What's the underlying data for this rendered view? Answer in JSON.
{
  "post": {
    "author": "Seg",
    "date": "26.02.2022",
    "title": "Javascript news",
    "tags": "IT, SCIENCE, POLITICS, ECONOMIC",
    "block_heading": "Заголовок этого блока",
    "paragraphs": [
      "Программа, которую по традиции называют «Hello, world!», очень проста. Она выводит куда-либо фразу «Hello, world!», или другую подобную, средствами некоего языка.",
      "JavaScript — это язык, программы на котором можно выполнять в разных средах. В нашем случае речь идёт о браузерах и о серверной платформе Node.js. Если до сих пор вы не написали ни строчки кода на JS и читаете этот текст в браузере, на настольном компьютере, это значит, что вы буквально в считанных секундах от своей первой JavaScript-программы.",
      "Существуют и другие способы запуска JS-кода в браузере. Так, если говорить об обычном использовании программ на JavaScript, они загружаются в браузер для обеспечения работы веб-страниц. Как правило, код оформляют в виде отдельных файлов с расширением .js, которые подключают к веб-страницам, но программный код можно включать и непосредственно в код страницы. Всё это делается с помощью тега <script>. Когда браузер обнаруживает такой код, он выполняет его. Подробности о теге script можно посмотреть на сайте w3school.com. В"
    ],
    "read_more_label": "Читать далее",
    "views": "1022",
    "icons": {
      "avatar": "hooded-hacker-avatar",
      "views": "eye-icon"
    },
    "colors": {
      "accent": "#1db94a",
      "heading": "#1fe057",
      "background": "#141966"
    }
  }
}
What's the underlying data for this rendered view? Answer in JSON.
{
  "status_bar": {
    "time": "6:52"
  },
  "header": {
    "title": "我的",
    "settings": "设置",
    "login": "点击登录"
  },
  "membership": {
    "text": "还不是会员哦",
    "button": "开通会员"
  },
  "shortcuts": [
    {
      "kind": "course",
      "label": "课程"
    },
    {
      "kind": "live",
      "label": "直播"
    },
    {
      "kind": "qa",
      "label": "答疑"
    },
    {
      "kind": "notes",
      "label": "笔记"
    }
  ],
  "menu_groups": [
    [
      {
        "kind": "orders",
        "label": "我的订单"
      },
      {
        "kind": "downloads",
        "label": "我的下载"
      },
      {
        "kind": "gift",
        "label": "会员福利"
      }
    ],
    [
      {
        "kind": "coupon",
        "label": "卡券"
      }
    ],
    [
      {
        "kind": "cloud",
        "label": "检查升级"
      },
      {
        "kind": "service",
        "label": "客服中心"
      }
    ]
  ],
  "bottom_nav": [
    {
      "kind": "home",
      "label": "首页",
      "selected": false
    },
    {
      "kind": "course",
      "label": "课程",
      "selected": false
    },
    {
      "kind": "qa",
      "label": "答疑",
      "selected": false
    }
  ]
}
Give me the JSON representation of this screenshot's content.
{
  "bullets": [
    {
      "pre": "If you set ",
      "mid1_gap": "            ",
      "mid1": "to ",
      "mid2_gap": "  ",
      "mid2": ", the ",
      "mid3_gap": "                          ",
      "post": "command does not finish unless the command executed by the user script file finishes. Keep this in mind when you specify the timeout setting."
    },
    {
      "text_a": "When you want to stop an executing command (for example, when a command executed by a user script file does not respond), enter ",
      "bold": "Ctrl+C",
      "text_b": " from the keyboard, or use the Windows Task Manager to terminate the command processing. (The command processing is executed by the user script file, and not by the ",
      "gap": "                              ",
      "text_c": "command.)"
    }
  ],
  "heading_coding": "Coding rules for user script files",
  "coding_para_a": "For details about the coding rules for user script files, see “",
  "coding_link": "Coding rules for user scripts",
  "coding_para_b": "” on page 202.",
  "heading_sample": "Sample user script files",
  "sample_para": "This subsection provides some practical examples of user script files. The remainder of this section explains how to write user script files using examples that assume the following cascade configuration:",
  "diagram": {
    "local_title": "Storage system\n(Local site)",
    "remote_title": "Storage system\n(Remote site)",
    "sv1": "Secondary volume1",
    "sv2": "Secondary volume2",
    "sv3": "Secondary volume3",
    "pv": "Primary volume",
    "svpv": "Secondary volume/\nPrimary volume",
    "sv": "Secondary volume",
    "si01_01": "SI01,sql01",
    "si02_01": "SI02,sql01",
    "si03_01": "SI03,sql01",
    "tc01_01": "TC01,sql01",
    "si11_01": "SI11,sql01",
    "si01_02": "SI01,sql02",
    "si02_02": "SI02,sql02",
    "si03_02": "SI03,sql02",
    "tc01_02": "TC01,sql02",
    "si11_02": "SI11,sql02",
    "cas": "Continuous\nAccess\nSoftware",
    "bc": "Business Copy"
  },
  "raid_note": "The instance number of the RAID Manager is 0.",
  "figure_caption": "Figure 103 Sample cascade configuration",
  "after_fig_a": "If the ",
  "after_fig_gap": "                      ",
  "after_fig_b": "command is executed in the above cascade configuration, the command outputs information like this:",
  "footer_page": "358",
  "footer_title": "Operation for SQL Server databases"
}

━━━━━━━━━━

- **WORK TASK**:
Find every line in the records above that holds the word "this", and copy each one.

- **ANSWER SPACE**:
What's the underlying data for this rendered view? Answer in JSON.
What's the underlying data for this rendered view? Answer in JSON.
Give me the JSON representation of this screenshot's content.
      "post": "command does not finish unless the command executed by the user script file finishes. Keep this in mind when you specify the timeout setting."
  "sample_para": "This subsection provides some practical examples of user script files. The remainder of this section explains how to write user script files using examples that assume the following cascade configuration:",
  "after_fig_b": "command is executed in the above cascade configuration, the command outputs information like this:",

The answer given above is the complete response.